=== INSTRUCTIONS FOR THE TASK ===
Your task is to retype all of the records below with complete accuracy.

[SUPPLIED RECORDS]

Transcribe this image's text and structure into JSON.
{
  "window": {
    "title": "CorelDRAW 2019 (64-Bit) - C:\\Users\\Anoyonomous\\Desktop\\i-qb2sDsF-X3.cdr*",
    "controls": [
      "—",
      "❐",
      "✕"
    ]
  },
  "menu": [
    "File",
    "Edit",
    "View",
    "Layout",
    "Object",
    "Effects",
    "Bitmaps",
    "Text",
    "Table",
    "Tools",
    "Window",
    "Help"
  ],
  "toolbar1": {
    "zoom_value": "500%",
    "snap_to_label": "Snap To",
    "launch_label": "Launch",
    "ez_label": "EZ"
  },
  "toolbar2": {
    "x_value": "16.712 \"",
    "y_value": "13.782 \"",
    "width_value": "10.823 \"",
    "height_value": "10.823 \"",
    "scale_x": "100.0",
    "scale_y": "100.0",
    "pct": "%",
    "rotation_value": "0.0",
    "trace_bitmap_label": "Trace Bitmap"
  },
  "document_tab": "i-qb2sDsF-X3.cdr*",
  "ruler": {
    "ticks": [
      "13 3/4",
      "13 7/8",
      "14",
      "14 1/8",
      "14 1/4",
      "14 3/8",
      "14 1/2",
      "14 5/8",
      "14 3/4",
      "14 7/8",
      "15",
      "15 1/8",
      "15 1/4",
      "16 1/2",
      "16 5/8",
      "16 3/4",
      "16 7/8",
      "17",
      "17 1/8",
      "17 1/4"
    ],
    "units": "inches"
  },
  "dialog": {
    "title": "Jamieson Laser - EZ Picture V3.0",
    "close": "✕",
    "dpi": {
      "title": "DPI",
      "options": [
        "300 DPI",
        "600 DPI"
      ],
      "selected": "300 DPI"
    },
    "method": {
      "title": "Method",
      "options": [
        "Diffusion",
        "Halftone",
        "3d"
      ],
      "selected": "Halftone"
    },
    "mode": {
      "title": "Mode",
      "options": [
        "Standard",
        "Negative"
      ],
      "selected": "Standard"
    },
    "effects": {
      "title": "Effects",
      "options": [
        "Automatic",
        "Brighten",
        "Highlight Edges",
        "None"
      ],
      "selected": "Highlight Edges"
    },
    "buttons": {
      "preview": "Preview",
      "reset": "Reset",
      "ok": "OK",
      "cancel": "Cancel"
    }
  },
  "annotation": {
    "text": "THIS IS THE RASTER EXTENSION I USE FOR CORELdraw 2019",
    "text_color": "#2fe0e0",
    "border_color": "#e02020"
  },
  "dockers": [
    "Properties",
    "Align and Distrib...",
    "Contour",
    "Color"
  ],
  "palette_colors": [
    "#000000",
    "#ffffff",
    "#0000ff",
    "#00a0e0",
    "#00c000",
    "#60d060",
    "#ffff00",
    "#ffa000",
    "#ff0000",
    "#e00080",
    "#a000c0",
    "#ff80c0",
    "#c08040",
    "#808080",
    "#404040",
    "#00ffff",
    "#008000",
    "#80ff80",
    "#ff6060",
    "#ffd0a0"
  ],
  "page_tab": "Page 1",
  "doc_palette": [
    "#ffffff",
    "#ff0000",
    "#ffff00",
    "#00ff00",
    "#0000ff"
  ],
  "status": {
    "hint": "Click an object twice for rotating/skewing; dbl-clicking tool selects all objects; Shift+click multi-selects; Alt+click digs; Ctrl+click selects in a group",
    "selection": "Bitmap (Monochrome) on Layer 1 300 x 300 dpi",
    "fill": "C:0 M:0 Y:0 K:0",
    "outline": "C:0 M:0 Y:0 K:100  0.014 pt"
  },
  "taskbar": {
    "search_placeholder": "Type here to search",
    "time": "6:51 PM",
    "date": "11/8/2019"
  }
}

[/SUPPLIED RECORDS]

=== RESULT OF THE TASK ===
Transcribe this image's text and structure into JSON.
{
  "window": {
    "title": "CorelDRAW 2019 (64-Bit) - C:\\Users\\Anoyonomous\\Desktop\\i-qb2sDsF-X3.cdr*",
    "controls": [
      "—",
      "❐",
      "✕"
    ]
  },
  "menu": [
    "File",
    "Edit",
    "View",
    "Layout",
    "Object",
    "Effects",
    "Bitmaps",
    "Text",
    "Table",
    "Tools",
    "Window",
    "Help"
  ],
  "toolbar1": {
    "zoom_value": "500%",
    "snap_to_label": "Snap To",
    "launch_label": "Launch",
    "ez_label": "EZ"
  },
  "toolbar2": {
    "x_value": "16.712 \"",
    "y_value": "13.782 \"",
    "width_value": "10.823 \"",
    "height_value": "10.823 \"",
    "scale_x": "100.0",
    "scale_y": "100.0",
    "pct": "%",
    "rotation_value": "0.0",
    "trace_bitmap_label": "Trace Bitmap"
  },
  "document_tab": "i-qb2sDsF-X3.cdr*",
  "ruler": {
    "ticks": [
      "13 3/4",
      "13 7/8",
      "14",
      "14 1/8",
      "14 1/4",
      "14 3/8",
      "14 1/2",
      "14 5/8",
      "14 3/4",
      "14 7/8",
      "15",
      "15 1/8",
      "15 1/4",
      "16 1/2",
      "16 5/8",
      "16 3/4",
      "16 7/8",
      "17",
      "17 1/8",
      "17 1/4"
    ],
    "units": "inches"
  },
  "dialog": {
    "title": "Jamieson Laser - EZ Picture V3.0",
    "close": "✕",
    "dpi": {
      "title": "DPI",
      "options": [
        "300 DPI",
        "600 DPI"
      ],
      "selected": "300 DPI"
    },
    "method": {
      "title": "Method",
      "options": [
        "Diffusion",
        "Halftone",
        "3d"
      ],
      "selected": "Halftone"
    },
    "mode": {
      "title": "Mode",
      "options": [
        "Standard",
        "Negative"
      ],
      "selected": "Standard"
    },
    "effects": {
      "title": "Effects",
      "options": [
        "Automatic",
        "Brighten",
        "Highlight Edges",
        "None"
      ],
      "selected": "Highlight Edges"
    },
    "buttons": {
      "preview": "Preview",
      "reset": "Reset",
      "ok": "OK",
      "cancel": "Cancel"
    }
  },
  "annotation": {
    "text": "THIS IS THE RASTER EXTENSION I USE FOR CORELdraw 2019",
    "text_color": "#2fe0e0",
    "border_color": "#e02020"
  },
  "dockers": [
    "Properties",
    "Align and Distrib...",
    "Contour",
    "Color"
  ],
  "palette_colors": [
    "#000000",
    "#ffffff",
    "#0000ff",
    "#00a0e0",
    "#00c000",
    "#60d060",
    "#ffff00",
    "#ffa000",
    "#ff0000",
    "#e00080",
    "#a000c0",
    "#ff80c0",
    "#c08040",
    "#808080",
    "#404040",
    "#00ffff",
    "#008000",
    "#80ff80",
    "#ff6060",
    "#ffd0a0"
  ],
  "page_tab": "Page 1",
  "doc_palette": [
    "#ffffff",
    "#ff0000",
    "#ffff00",
    "#00ff00",
    "#0000ff"
  ],
  "status": {
    "hint": "Click an object twice for rotating/skewing; dbl-clicking tool selects all objects; Shift+click multi-selects; Alt+click digs; Ctrl+click selects in a group",
    "selection": "Bitmap (Monochrome) on Layer 1 300 x 300 dpi",
    "fill": "C:0 M:0 Y:0 K:0",
    "outline": "C:0 M:0 Y:0 K:100  0.014 pt"
  },
  "taskbar": {
    "search_placeholder": "Type here to search",
    "time": "6:51 PM",
    "date": "11/8/2019"
  }
}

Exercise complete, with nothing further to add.